Never be Found Out (By “Reality”)
Within a short period of coaching senior leaders, they will almost always share with me this fear, which is a variation of this conversation:
“David, I have a big presentation to make at head office tomorrow – parent company is flying in from abroad. It’s the biggest meeting I will have ever attended.”
Then he stops. I use some questions that are known as “clean questions” – (see Appendix Two for details).
I ask him the first “clean question”: “What kind of meeting?”
He continues “Company performance, and its going well, company perception, that’s going well, delivery against key results for this time of year, that’s fine”
I remember the second “clean question:”: “Is there anything else about the meeting?”
And then he opens up and speaks for nearly three minutes, at an incredible speed – the words can not come out fast enough. He is scared of one thing, more than anything else: of being ‘found out’.
When he has finished I tell him like it is – that “everyone gets really scared, sometimes.”
Does it apply to you?
If yes, great, it can in itself be a powerful driver to keep going, especially when you’re up against the odds.
If no, you are one of the lucky few.
I call it the ‘Imposter Syndrome’; it is so prevalent it has been referred to as The Imposter Phenomenon.
The Imposter Syndrome comes in a variety of guises and it generally feeds off a feeling that somehow you have achieved your success by accident, by good timing, by chance; that sooner or later, someone will come along and expose you for being the ‘fraud’ that you really are. You have fooled the world, all around you each and every day, but you have not fooled yourself.

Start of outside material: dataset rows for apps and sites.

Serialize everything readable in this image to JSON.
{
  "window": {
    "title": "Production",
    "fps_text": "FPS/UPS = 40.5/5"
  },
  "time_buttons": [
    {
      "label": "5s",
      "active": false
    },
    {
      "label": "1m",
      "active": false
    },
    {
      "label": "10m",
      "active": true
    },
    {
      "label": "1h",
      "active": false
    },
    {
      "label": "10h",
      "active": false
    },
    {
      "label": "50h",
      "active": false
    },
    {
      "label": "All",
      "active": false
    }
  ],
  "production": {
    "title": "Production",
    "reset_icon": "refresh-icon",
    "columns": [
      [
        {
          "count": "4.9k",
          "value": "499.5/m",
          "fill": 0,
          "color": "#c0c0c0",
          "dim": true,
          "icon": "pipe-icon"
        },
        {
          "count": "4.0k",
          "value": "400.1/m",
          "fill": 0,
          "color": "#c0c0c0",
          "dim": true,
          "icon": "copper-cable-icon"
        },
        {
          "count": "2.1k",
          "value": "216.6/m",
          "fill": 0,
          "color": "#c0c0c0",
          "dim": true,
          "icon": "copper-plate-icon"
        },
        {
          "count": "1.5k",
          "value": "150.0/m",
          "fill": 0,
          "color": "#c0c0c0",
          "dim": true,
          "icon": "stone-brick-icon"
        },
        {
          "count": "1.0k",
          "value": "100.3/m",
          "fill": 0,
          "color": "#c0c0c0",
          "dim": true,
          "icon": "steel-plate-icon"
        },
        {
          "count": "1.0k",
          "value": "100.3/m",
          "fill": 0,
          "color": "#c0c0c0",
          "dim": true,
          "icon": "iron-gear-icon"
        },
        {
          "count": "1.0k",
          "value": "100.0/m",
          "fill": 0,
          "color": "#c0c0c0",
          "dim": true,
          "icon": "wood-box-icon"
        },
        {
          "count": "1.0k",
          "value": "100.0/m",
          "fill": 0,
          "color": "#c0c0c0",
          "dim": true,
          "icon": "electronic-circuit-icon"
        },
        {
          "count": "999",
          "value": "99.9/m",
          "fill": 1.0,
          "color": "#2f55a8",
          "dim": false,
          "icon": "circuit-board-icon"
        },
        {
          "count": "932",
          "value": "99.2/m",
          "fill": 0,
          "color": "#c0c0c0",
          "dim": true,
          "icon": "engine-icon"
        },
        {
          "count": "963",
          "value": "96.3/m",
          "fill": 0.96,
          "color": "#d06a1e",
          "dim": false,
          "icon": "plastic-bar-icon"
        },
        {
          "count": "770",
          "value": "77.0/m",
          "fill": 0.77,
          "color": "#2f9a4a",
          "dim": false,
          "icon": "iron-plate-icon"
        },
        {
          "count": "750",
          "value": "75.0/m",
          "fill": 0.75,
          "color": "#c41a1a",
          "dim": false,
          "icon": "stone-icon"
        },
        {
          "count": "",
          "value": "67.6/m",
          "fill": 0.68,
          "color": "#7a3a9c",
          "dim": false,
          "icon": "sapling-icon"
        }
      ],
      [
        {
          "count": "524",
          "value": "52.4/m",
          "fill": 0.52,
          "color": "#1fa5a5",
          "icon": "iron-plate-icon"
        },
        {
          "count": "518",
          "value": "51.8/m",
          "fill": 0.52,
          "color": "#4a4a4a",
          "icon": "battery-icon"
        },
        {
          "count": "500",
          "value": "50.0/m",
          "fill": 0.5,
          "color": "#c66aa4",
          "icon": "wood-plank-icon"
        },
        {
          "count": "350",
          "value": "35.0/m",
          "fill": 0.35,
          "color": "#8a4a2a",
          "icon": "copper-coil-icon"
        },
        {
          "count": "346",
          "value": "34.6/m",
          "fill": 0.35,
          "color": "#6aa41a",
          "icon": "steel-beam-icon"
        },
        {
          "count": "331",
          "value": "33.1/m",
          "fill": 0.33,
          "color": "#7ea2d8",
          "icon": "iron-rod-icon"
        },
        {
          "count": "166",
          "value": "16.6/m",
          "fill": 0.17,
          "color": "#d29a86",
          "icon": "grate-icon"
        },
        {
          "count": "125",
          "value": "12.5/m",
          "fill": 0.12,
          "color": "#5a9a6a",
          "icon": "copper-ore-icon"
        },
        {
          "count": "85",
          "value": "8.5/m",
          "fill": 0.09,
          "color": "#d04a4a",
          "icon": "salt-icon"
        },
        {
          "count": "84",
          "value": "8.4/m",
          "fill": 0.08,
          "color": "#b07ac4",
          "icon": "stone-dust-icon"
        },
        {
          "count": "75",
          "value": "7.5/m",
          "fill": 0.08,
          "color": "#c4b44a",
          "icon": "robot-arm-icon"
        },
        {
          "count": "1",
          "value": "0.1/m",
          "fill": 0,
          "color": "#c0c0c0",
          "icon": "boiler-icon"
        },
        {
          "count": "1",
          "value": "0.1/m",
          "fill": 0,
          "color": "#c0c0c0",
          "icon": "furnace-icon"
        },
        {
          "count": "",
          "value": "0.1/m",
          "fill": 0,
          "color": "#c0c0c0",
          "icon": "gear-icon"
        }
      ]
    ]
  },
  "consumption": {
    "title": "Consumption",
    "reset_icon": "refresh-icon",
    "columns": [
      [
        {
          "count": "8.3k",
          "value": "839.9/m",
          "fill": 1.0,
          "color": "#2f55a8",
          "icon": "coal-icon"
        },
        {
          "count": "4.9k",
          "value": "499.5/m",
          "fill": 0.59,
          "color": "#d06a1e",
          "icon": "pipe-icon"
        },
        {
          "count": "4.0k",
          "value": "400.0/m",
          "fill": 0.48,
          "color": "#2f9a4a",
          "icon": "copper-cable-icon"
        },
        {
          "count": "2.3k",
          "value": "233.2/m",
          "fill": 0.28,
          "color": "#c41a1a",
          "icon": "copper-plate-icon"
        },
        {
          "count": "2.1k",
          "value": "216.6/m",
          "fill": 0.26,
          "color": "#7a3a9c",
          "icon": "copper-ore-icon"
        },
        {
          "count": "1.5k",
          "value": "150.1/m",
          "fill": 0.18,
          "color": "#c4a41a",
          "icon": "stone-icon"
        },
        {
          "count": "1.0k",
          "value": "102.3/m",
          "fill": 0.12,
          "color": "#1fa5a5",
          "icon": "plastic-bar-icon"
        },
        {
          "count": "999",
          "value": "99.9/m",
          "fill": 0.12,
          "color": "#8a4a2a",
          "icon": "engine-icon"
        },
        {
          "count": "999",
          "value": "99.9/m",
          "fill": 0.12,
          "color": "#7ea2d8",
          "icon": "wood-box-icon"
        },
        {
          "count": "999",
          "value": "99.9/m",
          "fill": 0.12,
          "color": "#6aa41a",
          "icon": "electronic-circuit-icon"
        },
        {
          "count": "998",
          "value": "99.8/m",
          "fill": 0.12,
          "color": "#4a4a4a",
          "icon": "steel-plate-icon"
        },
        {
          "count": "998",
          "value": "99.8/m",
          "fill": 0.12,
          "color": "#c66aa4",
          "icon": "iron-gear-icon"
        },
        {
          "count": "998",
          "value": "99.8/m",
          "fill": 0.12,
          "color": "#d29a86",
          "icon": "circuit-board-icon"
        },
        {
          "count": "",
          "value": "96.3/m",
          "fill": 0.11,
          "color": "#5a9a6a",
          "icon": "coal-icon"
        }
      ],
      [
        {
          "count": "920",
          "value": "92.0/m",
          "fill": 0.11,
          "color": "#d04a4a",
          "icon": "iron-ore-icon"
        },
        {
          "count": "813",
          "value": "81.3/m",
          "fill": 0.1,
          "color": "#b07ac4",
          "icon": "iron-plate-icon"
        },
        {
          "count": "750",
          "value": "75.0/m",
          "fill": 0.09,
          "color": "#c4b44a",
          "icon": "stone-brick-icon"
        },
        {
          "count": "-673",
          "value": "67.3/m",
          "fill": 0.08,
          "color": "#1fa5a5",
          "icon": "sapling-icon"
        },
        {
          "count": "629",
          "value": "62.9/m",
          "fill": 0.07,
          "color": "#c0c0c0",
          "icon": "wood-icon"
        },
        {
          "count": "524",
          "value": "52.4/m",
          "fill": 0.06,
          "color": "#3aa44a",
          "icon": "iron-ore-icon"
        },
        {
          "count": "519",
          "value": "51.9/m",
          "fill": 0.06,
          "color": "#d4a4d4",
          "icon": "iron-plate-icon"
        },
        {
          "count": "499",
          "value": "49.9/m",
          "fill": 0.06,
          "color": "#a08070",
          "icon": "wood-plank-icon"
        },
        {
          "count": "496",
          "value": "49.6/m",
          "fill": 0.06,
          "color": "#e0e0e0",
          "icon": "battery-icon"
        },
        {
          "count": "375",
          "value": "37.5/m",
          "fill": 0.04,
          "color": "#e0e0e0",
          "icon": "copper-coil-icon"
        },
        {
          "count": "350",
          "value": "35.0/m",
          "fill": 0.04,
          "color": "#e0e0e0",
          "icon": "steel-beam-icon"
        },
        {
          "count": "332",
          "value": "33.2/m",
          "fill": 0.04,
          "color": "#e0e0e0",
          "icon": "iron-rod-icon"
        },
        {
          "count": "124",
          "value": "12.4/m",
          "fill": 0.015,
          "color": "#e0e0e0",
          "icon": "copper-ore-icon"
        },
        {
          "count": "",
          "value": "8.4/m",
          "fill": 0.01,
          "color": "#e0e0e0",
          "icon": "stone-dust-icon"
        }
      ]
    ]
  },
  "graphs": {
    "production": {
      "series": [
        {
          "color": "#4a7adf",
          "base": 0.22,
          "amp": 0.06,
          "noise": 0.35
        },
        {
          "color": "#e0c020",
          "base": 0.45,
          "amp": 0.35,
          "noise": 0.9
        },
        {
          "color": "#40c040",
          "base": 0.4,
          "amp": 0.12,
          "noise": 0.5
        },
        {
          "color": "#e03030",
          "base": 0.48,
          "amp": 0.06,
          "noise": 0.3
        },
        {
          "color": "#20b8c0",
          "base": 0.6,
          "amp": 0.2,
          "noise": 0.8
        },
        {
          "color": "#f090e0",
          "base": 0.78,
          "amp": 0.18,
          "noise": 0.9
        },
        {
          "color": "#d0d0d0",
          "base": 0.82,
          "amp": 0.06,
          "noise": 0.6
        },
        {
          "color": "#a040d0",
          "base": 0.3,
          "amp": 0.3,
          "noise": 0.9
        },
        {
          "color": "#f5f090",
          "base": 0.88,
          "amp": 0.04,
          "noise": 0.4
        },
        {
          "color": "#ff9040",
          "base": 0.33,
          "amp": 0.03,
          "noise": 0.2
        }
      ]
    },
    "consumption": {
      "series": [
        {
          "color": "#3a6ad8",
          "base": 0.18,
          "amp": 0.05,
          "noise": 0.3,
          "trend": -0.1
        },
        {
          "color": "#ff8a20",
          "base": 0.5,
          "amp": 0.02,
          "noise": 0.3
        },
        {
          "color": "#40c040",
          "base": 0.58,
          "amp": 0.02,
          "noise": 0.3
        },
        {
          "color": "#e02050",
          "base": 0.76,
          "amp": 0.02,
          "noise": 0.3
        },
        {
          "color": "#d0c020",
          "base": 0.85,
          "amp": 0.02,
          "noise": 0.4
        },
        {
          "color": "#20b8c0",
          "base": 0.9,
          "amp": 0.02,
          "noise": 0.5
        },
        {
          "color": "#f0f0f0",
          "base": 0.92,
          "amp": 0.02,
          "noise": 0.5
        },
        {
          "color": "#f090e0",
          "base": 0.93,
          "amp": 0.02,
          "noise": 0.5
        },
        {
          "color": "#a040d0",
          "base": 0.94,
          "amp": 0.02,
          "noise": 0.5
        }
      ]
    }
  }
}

You know that one day you will be found out, so you meekly accept your fate, and, almost relieved that you don’t have to keep up this pretence any longer, you bow your head, apologise, and go home.
Michelle Dewberry, winner of the second series of British television’s ‘The Apprentice’, brilliantly calls this feeling one of being found out “by the reality police.”
If it is a driver for successful people – is it really a pitfall?
Does having these feelings of being inadequate, of not having deserved all that you have achieved, of being an ‘imposter’ – serve you – help you?
If so – if you have these feelings, and you are really enjoying yourself when you have them, then great!
All the CEO’s and entrepreneurs I coach, to a man or a woman, would prefer to carry out their responsibilities, enjoy their role and feel comfortable in their position without the distraction of wondering when they will be ‘found out’.
You might be the exception either not having those feelings or embracing those feelings and finding them useful to achieve your goals – if so no need to read on.
NOW, what if you could be driven to achieve your ambitions without these feelings of self doubt…
“An honest and candid look at what it really takes to be rich, successful and happy”
Michelle Dewberry, winner of The Apprentice, author and entrepreneur